       $ export LANG=de_DE
       $ svn help cat
       cat: Ausgabe des Inhaltes der angegebenen Dateien oder URLs
       Aufruf: cat ZIEL...

Other Improvements

Speed optimizations: (requires both new client and server)

Faster checkout, update, status, and blame commands.

Shareable working copies: (client fix)

There have been historical problems with permissions when multiple users share a working copy. We believe these problems to be fixed now, see issue #1509.

New 'store-passwords' runtime variable: (new client feature)

The previous store-auth-creds runtime variable still works, but many users were unhappy with it. It disables all credentials caching on local disk: passwords, usernames, server certs. This new runtime variable only disables password caching, so that server certificates can still be remembered.


More than 40 "small" bugs fixed. See the CHANGES file for details.

New subcommand switches:

svn blame --verbose
show extra annotation information
svn export --native-eol [LF | CRLF]
forcibly export 'svn:eol-style=native' files with a specific line ending, either LF or CRLF. Useful for releases (say, creating a win32 zipfile on unix.)
svn add --force
forcibly recurse into already-versioned directories.

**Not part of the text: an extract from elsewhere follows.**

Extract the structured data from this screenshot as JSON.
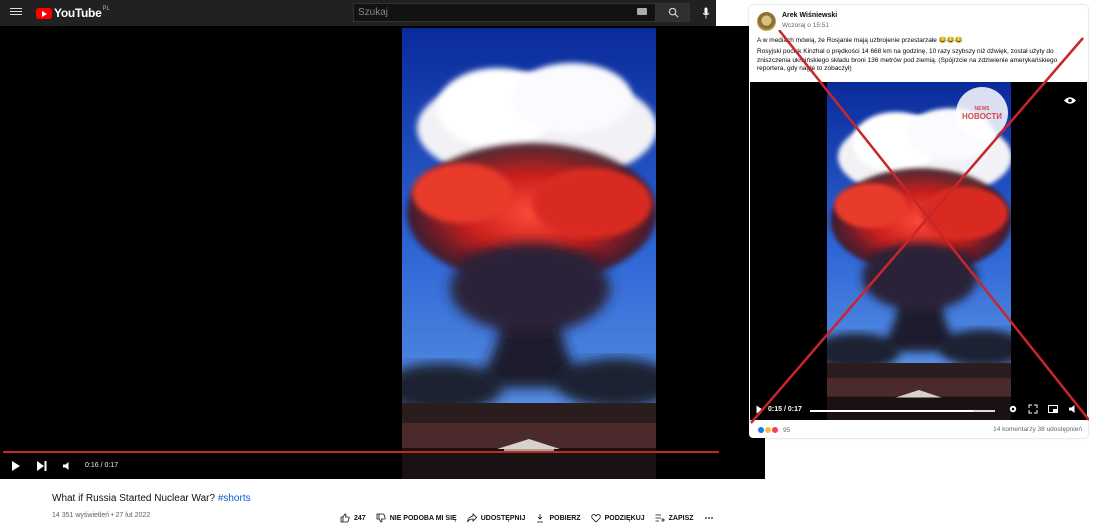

This allows users to svn add every unversioned object, even those hiding deep within a working copy.
svnadmin dump --deltas
Creates a smaller dumpfile by including compressed binary diffs, rather than fulltexts.
svnadmin create --fs-type [fsfs | bdb]
Create a repository using either 'fsfs' or 'bdb' backend, defaults is 'bdb'.
svnadmin recover [--wait]
This command now exits immediately if another process has a lock on the repository. Use the new --wait option to get the old behavior (where svnadmin blocks indefinitely until the lock is freed.)
svnserve --tunnel-user=NAME
Used in conjuction with --tunnel switch; tells svnserve to assume that NAME is the authenticated user, rather than the UID of the svnserve process. Useful for users wishing to share a single system account over SSH, but maintaining separate commit identities.
svndumpfilter --quiet
less chatty dumpfiltering.
svnserve --version
svnversion --version
svndumpfilter --version
display version of program.

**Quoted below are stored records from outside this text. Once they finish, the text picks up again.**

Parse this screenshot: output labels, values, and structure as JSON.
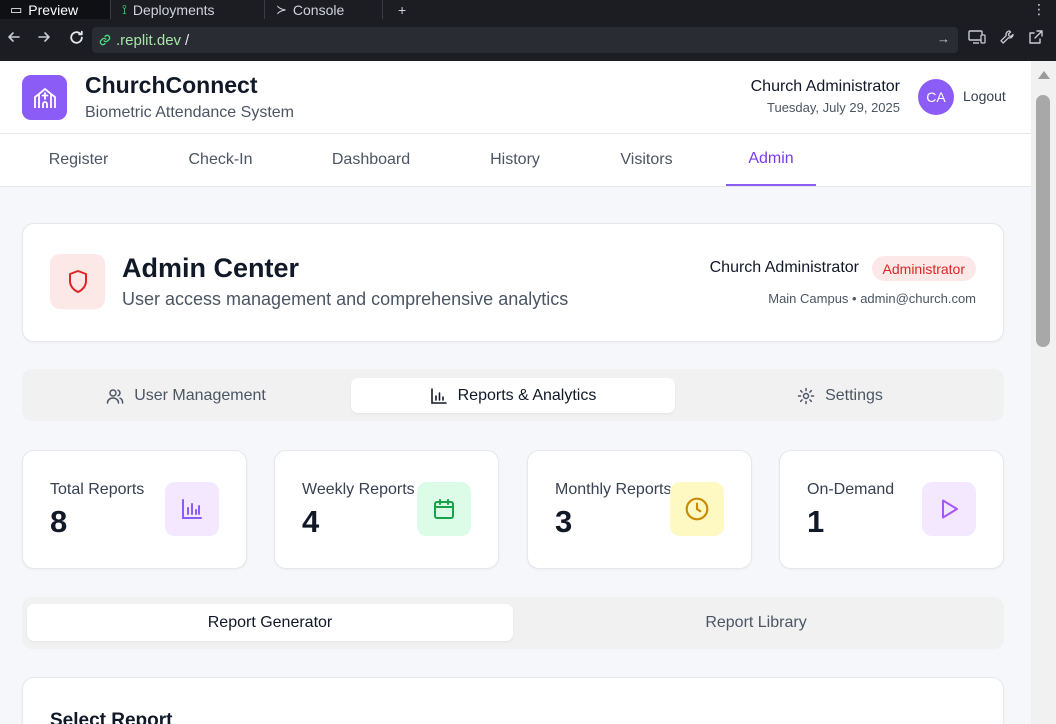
{
  "browser": {
    "tabs": [
      {
        "label": "Preview",
        "icon": "monitor-icon"
      },
      {
        "label": "Deployments",
        "icon": "deploy-icon"
      },
      {
        "label": "Console",
        "icon": "terminal-icon"
      }
    ],
    "new_tab": "+",
    "menu": "⋮",
    "url_host": ".replit.dev",
    "url_path": "/"
  },
  "app": {
    "title": "ChurchConnect",
    "subtitle": "Biometric Attendance System",
    "user_name": "Church Administrator",
    "date": "Tuesday, July 29, 2025",
    "avatar_initials": "CA",
    "logout": "Logout",
    "brand_color": "#8b5cf6"
  },
  "nav": {
    "tabs": [
      "Register",
      "Check-In",
      "Dashboard",
      "History",
      "Visitors",
      "Admin"
    ],
    "active": "Admin"
  },
  "admin": {
    "title": "Admin Center",
    "subtitle": "User access management and comprehensive analytics",
    "user": "Church Administrator",
    "role": "Administrator",
    "meta": "Main Campus • admin@church.com"
  },
  "subtabs": {
    "items": [
      "User Management",
      "Reports & Analytics",
      "Settings"
    ],
    "active": "Reports & Analytics"
  },
  "stats": [
    {
      "label": "Total Reports",
      "value": "8",
      "icon": "bar-chart-icon",
      "color": "#8b5cf6",
      "bg": "#f3e8ff"
    },
    {
      "label": "Weekly Reports",
      "value": "4",
      "icon": "calendar-icon",
      "color": "#16a34a",
      "bg": "#dcfce7"
    },
    {
      "label": "Monthly Reports",
      "value": "3",
      "icon": "clock-icon",
      "color": "#ca8a04",
      "bg": "#fef9c3"
    },
    {
      "label": "On-Demand",
      "value": "1",
      "icon": "play-icon",
      "color": "#a855f7",
      "bg": "#f3e8ff"
    }
  ],
  "report_tabs": {
    "items": [
      "Report Generator",
      "Report Library"
    ],
    "active": "Report Generator"
  },
  "select_report": {
    "title": "Select Report"
  }
}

Developer Changes

A number of new 1.1 functions have been introduced, with the "2" suffix, and the older versions are now marked deprecated (and will be removed in Subversion 2.0). For example, a new svn_wc_diff2() function has superseded svn_wc_diff(). See the CHANGES file for details.

There has been extensive work on the python, perl, and java bindings. More coverage, more functionality, and they're now fully integrated into the main Subversion build system (just run 'make swig-py' or 'make swig-pl' or 'make javahl').

Testimonials and Roadmap

See our roadmap for what the future looks like.

If you're looking for testimonials on Subversion, see our new testimonials page.

As usual, you can find links to other Subversion-related sites, projects, and essays on our links page.